During her twelve-year tenure as a teacher educator, she became particularly passionate about educator self-care and resilience. Her new book, Surviving Teacher Burnout: A Weekly Guide To Build Resilience, Deal with Emotional Exhaustion, and Stay Inspired in the Classroom, features 52 simple, low-lift strategies for enhancing educational professionals’ social and emotional well-being.

As a researcher, Amy has published in the areas of teacher education, metacognition, adolescent mental health, and mindfulness-based interventions with marginalized youth. She has also written numerous articles for Greater Good Magazine (as well as Edutopia, Mindful, and The Huffington Post).

She received her Ph.D. in Educational Psychology (Human Development and Cognition) from the University of Washington where she worked with high school students in language arts classes, helping them to draw on their emotional responses to poetry to guide their understanding and enhance their appreciation of literature.

Allison Briscoe-Smith

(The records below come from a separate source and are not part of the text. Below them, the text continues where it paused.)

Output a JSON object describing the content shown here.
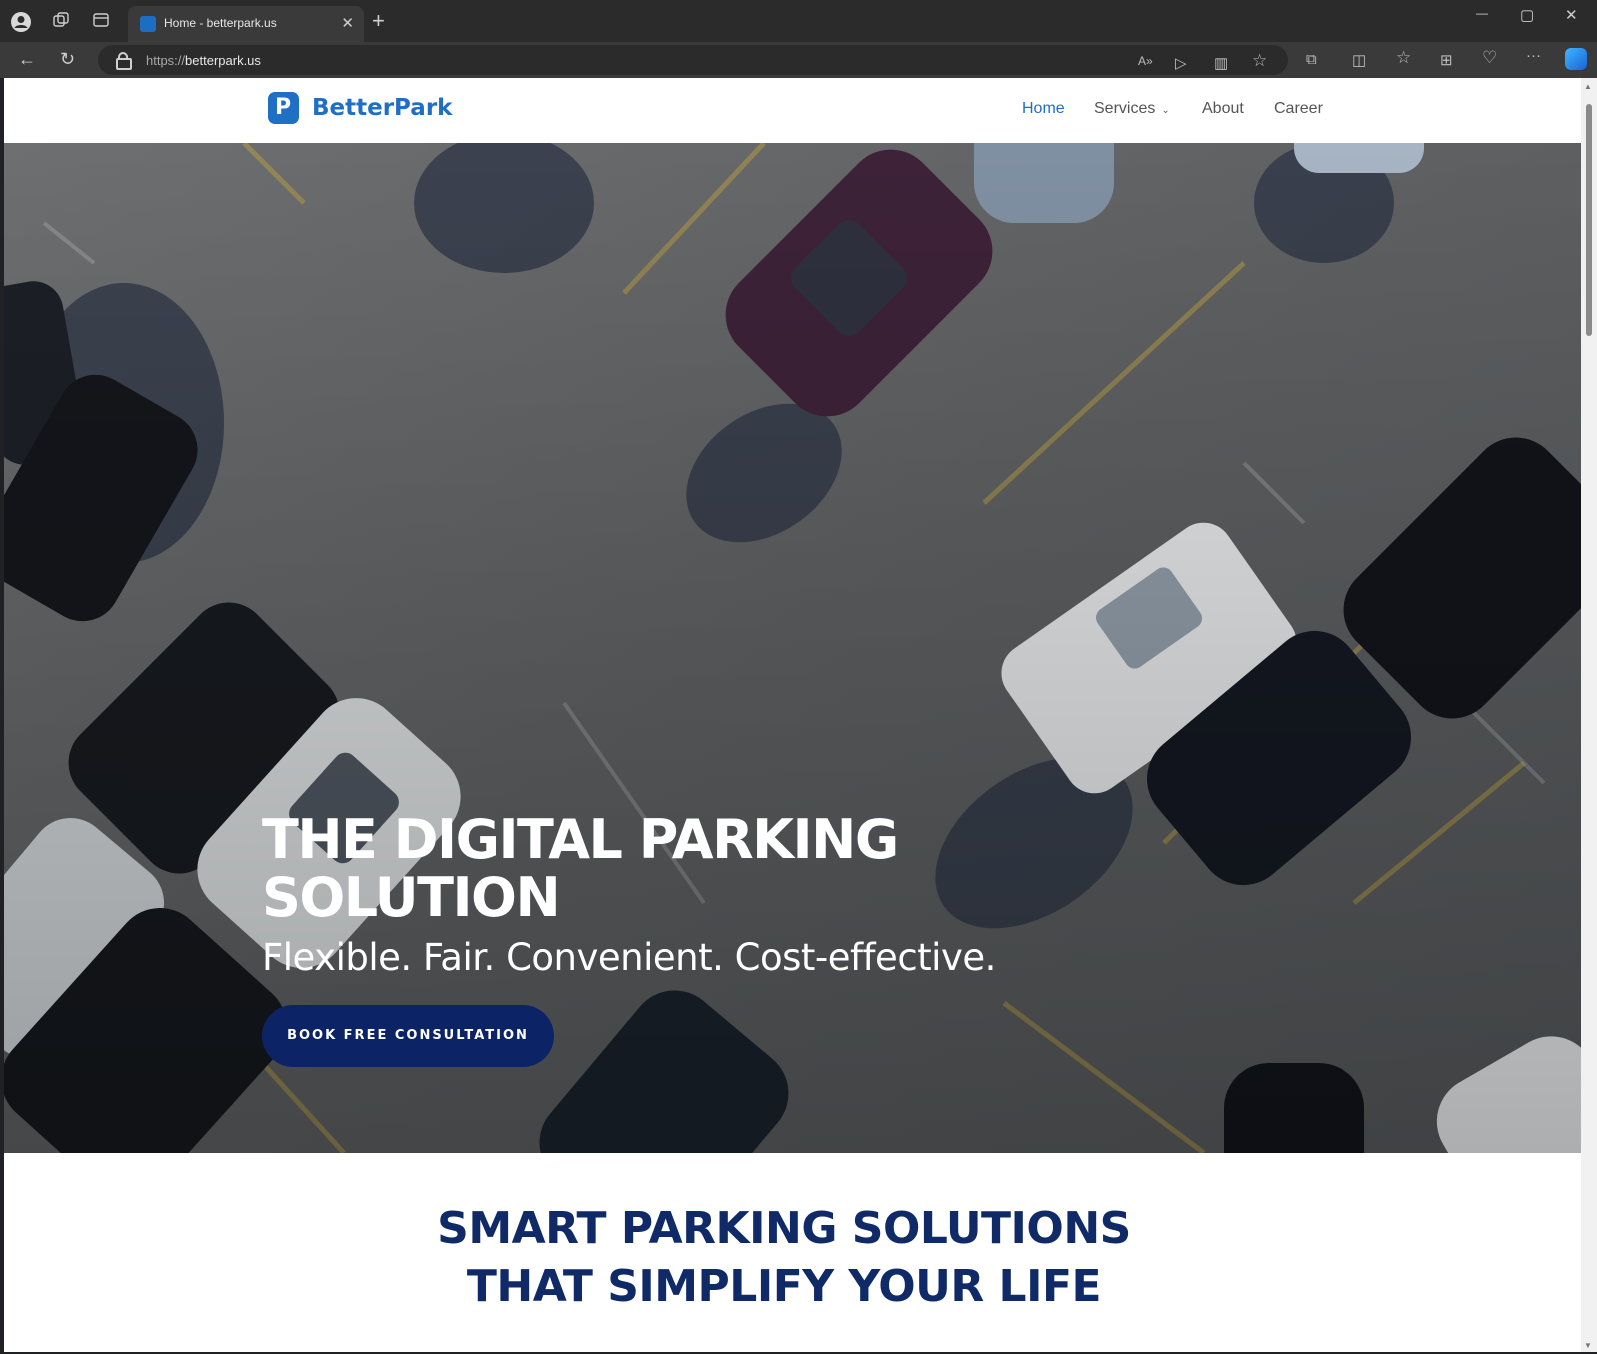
{
  "browser": {
    "tab_title": "Home - betterpark.us",
    "url_protocol": "https://",
    "url_domain": "betterpark.us",
    "icons": {
      "profile": "profile-icon",
      "workspaces": "workspaces-icon",
      "tab_actions": "tab-actions-icon",
      "new_tab": "plus-icon",
      "back": "back-arrow-icon",
      "refresh": "refresh-icon",
      "lock": "lock-icon",
      "read_aloud": "read-aloud-icon",
      "extensions": "puzzle-icon",
      "split_screen": "split-screen-icon",
      "favorites": "favorites-icon",
      "collections": "collections-icon",
      "browser_essentials": "heart-pulse-icon",
      "more": "more-dots-icon",
      "copilot": "copilot-icon"
    },
    "glyphs": {
      "tab_close": "✕",
      "new_tab": "+",
      "minimize": "—",
      "maximize": "▢",
      "window_close": "✕",
      "back": "←",
      "refresh": "↻",
      "read_aloud": "A»",
      "immersive": "▷",
      "reading_view": "▥",
      "favorite_star": "☆",
      "extensions": "⧉",
      "split": "◫",
      "favorites": "☆",
      "collections": "⊞",
      "essentials": "♡",
      "more": "···"
    }
  },
  "site": {
    "logo_text": "BetterPark",
    "logo_letter": "P",
    "brand_color": "#1f6fc5",
    "nav": {
      "home": "Home",
      "services": "Services",
      "about": "About",
      "career": "Career"
    },
    "hero": {
      "title_line1": "THE DIGITAL PARKING",
      "title_line2": "SOLUTION",
      "subtitle": "Flexible. Fair. Convenient. Cost-effective.",
      "cta": "BOOK FREE CONSULTATION",
      "cta_color": "#0c2466"
    },
    "section": {
      "title_line1": "SMART PARKING SOLUTIONS",
      "title_line2": "THAT SIMPLIFY YOUR LIFE",
      "title_color": "#0f2a66"
    }
  }
}
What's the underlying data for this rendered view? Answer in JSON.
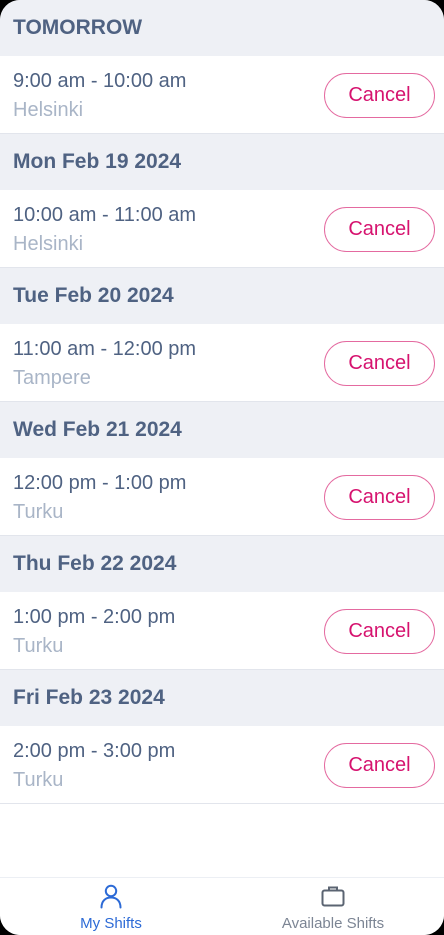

Dr. Briscoe-Smith earned her undergraduate degree from Harvard University and her clinical psychology Ph.D. from University of California Berkeley. She then went on to continue her specialization in trauma and ethnic minority mental health through internship and postdoctoral work at University of California San Francisco/San Francisco General Hospital.

She has combined her love of teaching and advocacy by serving as a professor, by directing mental health programs for children experiencing trauma, homelessness or foster care and developing her own consultancy. Much of her work has been with schools, higher ed, philanthropy and health care organizations, as a clinician, consultant and trainer. She also provides training and consultation to organizations and systems determined to create spaces of healing and belonging. The opportunities for her to serve have included everything from consulting with children’s media to providing coaching to executives in large organizations.

She currently serves as the Diversity Lead of Student Life at the University of Washington, as the founder and principal of Soft River Consultation and as a Senior Fellow at UC Berkeley’s Greater Good Science Center where she focuses on developing and implementing the science of bridging (connecting across our differences).